A Map vs. a Compass
Paralleling the point above, there was a really great post by Seth Godin just a few days prior to this conversation I had with Bala. Seth compared the use of a map and a compass when determining where to go. He states:
“Technology keeps changing the routes we take to get our projects from here to there. It doesn’t pay to memorize the route, because it’s going to change soon.”
Take a moment and go read the whole post – it’s only 113 words.
I’m not advocating that we don’t need specialists or people who can follow directions or niche roles. Just look at medicine: anesthesiologists provide a service that a cardiologists hardly could. But with the changing landscape of technology, it’s a rare skill to have a handle on the situation as a whole, how the skills interrelate and leverage (or defeat) one another, and how those shifts can be applied back to a business.
One of my favorite quotes about being a specialist versus a generalist is from author Robert Heinlein from Time Enough For Love:
A human being should be able to change a diaper, plan an invasion, butcher a hog, conn a ship, design a building, write a sonnet, balance accounts, build a wall, set a bone, comfort the dying, take orders, give orders, cooperate, act alone, solve equations, analyze a new problem, pitch manure, program a computer, cook a tasty meal, fight efficiently, die gallantly. Specialization is for insects.
image source: http://www.flickr.com/photos/jswaby/4040044887/

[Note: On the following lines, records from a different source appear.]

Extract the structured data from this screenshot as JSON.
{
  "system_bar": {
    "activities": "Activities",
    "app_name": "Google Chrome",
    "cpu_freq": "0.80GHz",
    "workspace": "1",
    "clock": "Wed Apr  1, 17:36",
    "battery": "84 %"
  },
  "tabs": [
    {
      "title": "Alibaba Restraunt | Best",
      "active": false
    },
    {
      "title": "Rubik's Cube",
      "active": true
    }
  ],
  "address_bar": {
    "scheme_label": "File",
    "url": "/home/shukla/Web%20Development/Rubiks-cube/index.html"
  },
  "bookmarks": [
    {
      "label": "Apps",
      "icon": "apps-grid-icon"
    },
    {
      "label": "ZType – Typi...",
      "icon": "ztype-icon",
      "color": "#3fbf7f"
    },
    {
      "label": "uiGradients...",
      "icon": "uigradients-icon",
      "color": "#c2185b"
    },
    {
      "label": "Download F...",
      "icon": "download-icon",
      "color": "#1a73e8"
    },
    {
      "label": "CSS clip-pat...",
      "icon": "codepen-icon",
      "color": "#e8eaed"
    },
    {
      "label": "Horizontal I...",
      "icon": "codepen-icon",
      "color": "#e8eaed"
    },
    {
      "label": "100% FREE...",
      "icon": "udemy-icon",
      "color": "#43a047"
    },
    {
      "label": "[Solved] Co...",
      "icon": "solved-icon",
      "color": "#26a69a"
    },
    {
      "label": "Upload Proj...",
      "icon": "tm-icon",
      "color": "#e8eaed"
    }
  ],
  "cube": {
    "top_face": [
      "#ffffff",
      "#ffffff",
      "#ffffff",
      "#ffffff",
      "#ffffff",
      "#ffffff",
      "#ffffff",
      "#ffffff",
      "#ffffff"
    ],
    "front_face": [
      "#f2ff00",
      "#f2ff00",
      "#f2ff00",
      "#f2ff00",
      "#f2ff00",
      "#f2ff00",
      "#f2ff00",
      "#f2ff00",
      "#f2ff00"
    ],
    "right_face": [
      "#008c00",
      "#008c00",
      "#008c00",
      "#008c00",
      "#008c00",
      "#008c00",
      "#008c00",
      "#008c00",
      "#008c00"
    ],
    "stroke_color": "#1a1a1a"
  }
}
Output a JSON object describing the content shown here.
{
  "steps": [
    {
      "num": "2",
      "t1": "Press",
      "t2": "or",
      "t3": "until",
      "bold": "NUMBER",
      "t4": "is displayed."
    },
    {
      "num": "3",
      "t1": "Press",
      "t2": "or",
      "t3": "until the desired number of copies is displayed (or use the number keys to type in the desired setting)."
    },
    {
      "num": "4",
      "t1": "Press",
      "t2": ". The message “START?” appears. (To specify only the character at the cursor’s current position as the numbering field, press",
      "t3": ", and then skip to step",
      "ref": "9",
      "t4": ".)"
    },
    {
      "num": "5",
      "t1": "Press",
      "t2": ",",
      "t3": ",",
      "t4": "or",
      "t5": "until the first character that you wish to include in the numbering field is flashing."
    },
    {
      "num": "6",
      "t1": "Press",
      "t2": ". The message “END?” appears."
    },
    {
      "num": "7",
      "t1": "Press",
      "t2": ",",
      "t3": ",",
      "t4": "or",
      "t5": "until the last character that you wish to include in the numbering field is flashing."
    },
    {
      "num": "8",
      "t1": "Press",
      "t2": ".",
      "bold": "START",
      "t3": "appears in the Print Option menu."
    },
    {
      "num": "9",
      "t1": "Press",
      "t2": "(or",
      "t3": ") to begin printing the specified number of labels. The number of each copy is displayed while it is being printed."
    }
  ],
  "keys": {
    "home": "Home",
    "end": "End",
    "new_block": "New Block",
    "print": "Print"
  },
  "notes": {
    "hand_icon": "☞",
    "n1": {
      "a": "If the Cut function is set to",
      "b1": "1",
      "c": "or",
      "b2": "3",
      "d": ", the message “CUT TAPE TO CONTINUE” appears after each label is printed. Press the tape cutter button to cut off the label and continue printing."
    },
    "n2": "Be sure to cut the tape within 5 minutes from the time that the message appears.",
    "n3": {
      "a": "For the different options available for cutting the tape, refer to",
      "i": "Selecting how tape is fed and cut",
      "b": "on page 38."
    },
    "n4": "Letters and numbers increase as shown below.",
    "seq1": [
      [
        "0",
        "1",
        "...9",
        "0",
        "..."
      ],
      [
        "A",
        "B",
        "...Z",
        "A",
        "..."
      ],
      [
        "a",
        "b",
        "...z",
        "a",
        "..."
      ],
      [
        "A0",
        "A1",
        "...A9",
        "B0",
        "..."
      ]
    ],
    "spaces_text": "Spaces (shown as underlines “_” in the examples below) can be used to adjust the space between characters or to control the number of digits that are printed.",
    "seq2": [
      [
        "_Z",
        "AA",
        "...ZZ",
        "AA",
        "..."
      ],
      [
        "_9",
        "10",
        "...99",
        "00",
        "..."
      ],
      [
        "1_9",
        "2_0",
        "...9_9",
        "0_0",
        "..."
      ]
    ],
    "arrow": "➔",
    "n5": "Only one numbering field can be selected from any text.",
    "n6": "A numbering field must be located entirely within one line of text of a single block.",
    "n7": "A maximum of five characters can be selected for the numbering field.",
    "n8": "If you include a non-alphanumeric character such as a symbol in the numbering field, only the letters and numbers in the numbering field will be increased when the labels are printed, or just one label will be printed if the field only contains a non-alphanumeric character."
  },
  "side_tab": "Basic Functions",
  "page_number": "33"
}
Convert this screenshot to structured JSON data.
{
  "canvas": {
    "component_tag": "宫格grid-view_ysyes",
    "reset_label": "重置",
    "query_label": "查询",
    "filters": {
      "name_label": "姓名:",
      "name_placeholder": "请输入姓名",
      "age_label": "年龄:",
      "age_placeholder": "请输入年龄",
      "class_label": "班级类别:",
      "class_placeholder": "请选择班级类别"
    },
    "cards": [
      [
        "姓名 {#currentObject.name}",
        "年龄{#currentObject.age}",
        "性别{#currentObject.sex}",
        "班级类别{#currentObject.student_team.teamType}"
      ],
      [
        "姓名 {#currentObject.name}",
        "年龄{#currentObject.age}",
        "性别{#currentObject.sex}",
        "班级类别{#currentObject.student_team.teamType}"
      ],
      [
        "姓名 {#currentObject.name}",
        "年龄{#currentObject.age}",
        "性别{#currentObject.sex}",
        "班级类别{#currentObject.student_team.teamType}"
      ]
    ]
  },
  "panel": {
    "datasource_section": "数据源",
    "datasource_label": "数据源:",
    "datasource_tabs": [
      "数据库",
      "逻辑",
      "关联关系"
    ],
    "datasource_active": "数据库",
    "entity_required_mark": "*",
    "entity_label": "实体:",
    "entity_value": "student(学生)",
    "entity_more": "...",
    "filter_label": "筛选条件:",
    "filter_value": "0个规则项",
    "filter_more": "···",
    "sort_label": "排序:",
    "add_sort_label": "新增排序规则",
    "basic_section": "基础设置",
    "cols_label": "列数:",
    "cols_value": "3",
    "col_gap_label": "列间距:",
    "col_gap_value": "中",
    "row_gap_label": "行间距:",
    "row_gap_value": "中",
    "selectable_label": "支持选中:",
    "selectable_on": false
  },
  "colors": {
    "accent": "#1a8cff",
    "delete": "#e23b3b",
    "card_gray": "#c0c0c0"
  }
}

If you like what you’re reading here, consider subscribing to the RSS feed or signing up via e-mail (upper right corner) to be alerted when more new posts are added.